Exchange-traded funds have made it easy for individual investors to affordably invest in nearly anything––from hard commodity ETFs to international equity ETFs, individual investors have access to corners of the market that were previously accessible to only institutions.
But ETFs have also made it easy to invest in a targeted portfolio of common stocks and bonds by purchasing just a single security. These so-called “total portfolio” ETFs represent a new paradigm that is perfect for many individual investors looking to avoid money managers [see this interactive guide to Finding The Right Target Retirement Date ETF For You].
Target retirement date ETFs are “total portfolio” funds designed for retirement investors seeking an easy alternative to creating their own portfolio or using money managers. By investing in a single security, investors can gain exposure to a diverse portfolio of stocks and bonds that is customized to suit their investment objectives with ideal asset allocations; however, there are also many disadvantages that investors should carefully consider before buying.
Some advantages include:
▪ Single Security – Investors can purchase a single security that contains an inherently diversified and targeted portfolio of stocks and bonds. For example, the iShares Target Date ETFs contains exposure to around 6,000 different securities.
▪ Asset Allocation – Target Retirement ETFs are especially designed to maintain an asset allocation that’s ideal for investors retiring in a given year. For instance, those closer to retirement will be weighted more towards bonds than equities.
▪ Low Maintenance – Since rebalancing is done automatically, Target Retirement ETFs require very little maintenance, unlike maintaining a portfolio of stocks that may need to be refined every year or two based on changes in weight or mix.
Some disadvantages include:
▪ Double Costs – Target Retirement ETFs charge management fees, while the funds that they hold may charge their own management fees, too.

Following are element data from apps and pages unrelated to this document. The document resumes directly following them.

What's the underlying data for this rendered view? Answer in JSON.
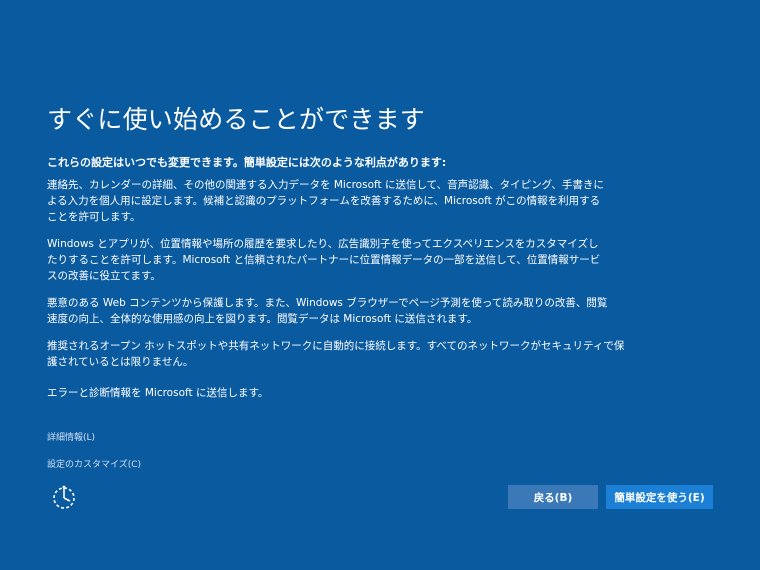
{
  "title": "すぐに使い始めることができます",
  "subtitle": "これらの設定はいつでも変更できます。簡単設定には次のような利点があります:",
  "paragraphs": [
    {
      "lines": [
        "連絡先、カレンダーの詳細、その他の関連する入力データを Microsoft に送信して、音声認識、タイピング、手書きに",
        "よる入力を個人用に設定します。候補と認識のプラットフォームを改善するために、Microsoft がこの情報を利用する",
        "ことを許可します。"
      ]
    },
    {
      "lines": [
        "Windows とアプリが、位置情報や場所の履歴を要求したり、広告識別子を使ってエクスペリエンスをカスタマイズし",
        "たりすることを許可します。Microsoft と信頼されたパートナーに位置情報データの一部を送信して、位置情報サービ",
        "スの改善に役立てます。"
      ]
    },
    {
      "lines": [
        "悪意のある Web コンテンツから保護します。また、Windows ブラウザーでページ予測を使って読み取りの改善、閲覧",
        "速度の向上、全体的な使用感の向上を図ります。閲覧データは Microsoft に送信されます。"
      ]
    },
    {
      "lines": [
        "推奨されるオープン ホットスポットや共有ネットワークに自動的に接続します。すべてのネットワークがセキュリティで保",
        "護されているとは限りません。"
      ]
    },
    {
      "lines": [
        "エラーと診断情報を Microsoft に送信します。"
      ]
    }
  ],
  "links": {
    "more_info": "詳細情報(L)",
    "customize": "設定のカスタマイズ(C)"
  },
  "buttons": {
    "back": "戻る(B)",
    "express": "簡単設定を使う(E)"
  },
  "icons": {
    "accessibility": "ease-of-access-icon"
  },
  "colors": {
    "background": "#0a5aa0",
    "back_button": "#3a78b7",
    "primary_button": "#1b7fd6"
  }
}
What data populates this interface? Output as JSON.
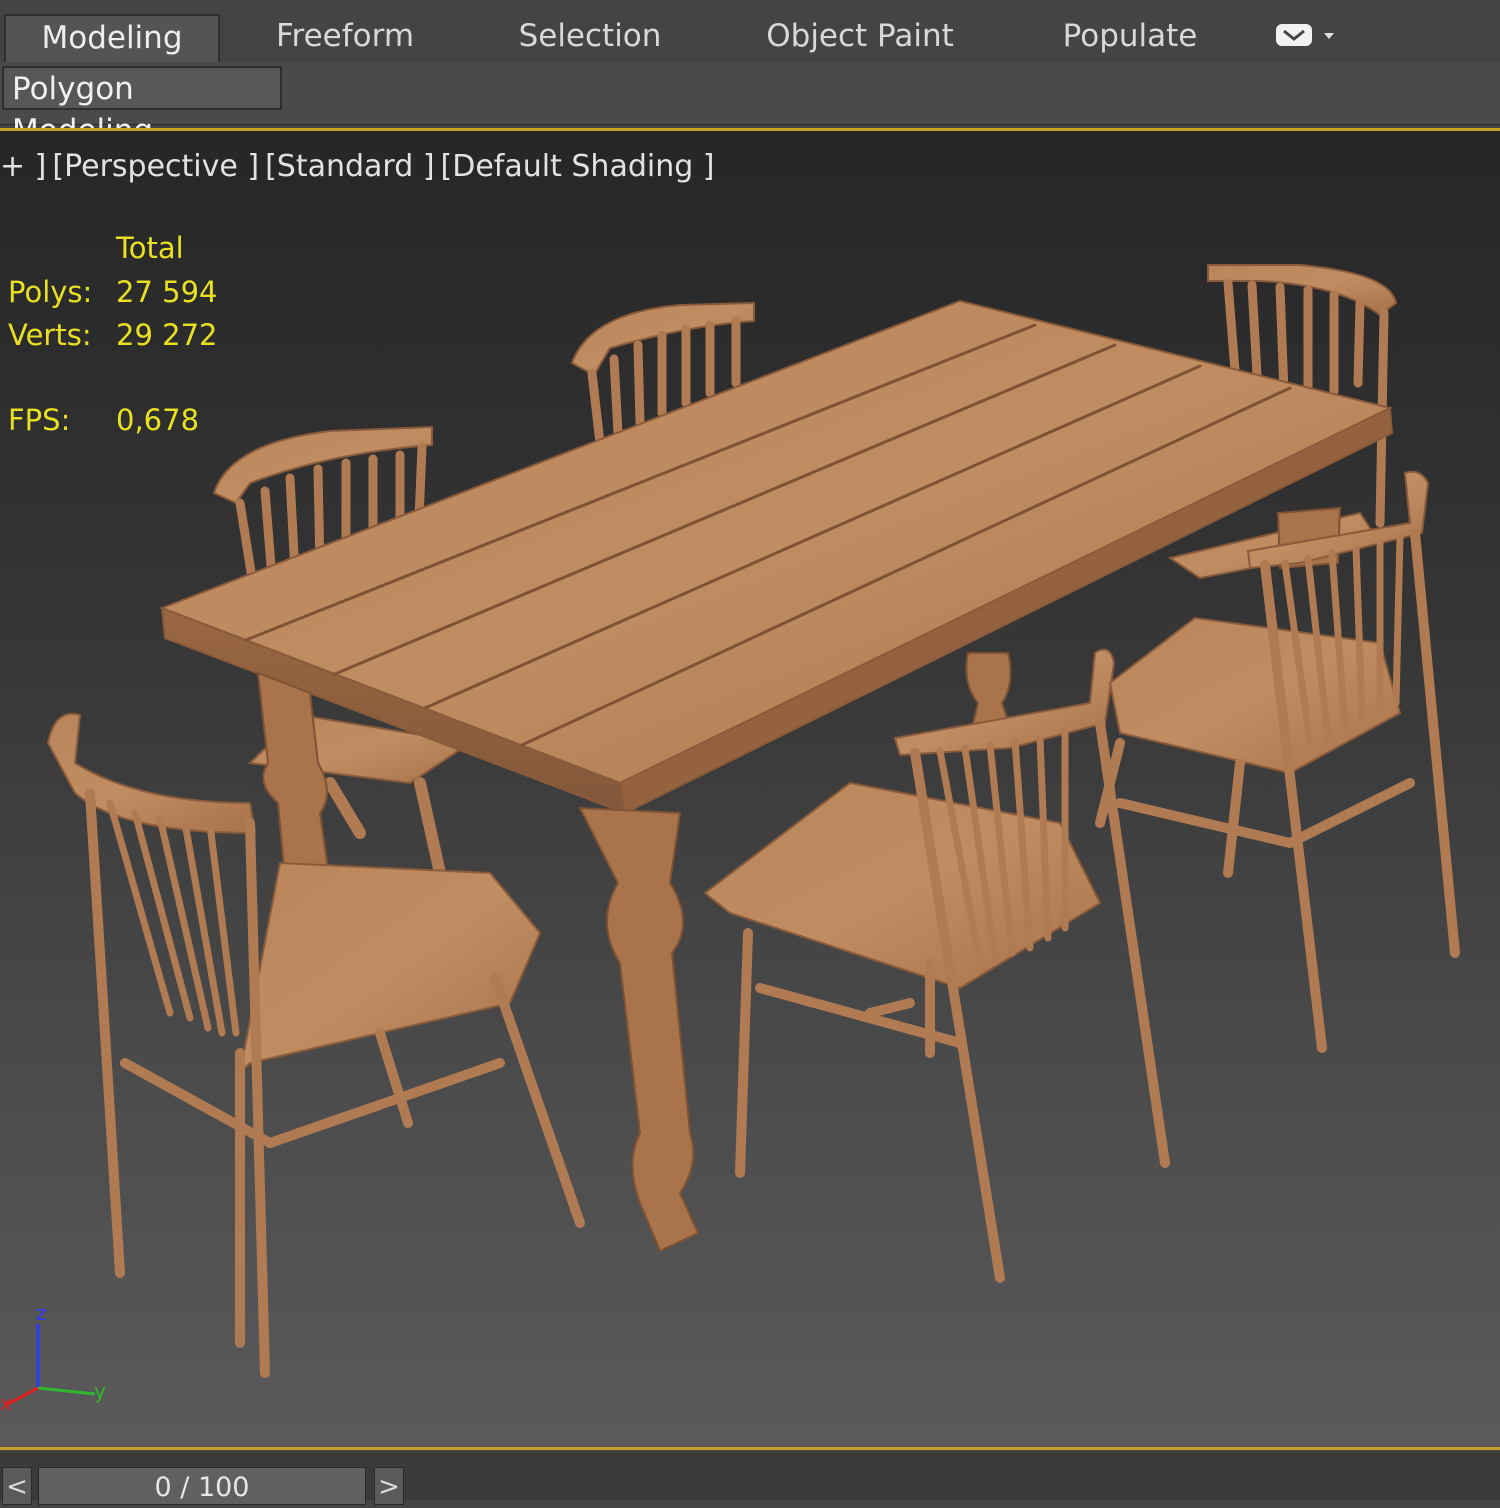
{
  "ribbon": {
    "tabs": [
      {
        "label": "Modeling",
        "active": true
      },
      {
        "label": "Freeform",
        "active": false
      },
      {
        "label": "Selection",
        "active": false
      },
      {
        "label": "Object Paint",
        "active": false
      },
      {
        "label": "Populate",
        "active": false
      }
    ],
    "extra_icon": "ribbon-options-icon",
    "subtab": "Polygon Modeling"
  },
  "viewport": {
    "labels": [
      "+ ]",
      "[Perspective ]",
      "[Standard ]",
      "[Default Shading ]"
    ],
    "stats": {
      "header": "Total",
      "polys_label": "Polys:",
      "polys_value": "27 594",
      "verts_label": "Verts:",
      "verts_value": "29 272",
      "fps_label": "FPS:",
      "fps_value": "0,678"
    },
    "axis": {
      "z": "z",
      "y": "y",
      "x": "x"
    },
    "colors": {
      "border": "#c8a32c",
      "stats": "#e8e020",
      "wood": "#b07a52"
    }
  },
  "timeline": {
    "prev": "<",
    "slider": "0 / 100",
    "next": ">"
  }
}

For example, the iShares Target Date ETFs have management fees of 0.25% plus 0.21% in acquired fund fees and expenses, although there’s a fee waiver that results in a 0.32% net expense.
▪ Suitability – Target Retirement ETFs make broad assumptions based on a targeted retirement date, which means they may not be suitable for everyone. For example, a wealthier investor may want to take greater risks than a non-wealthy investor.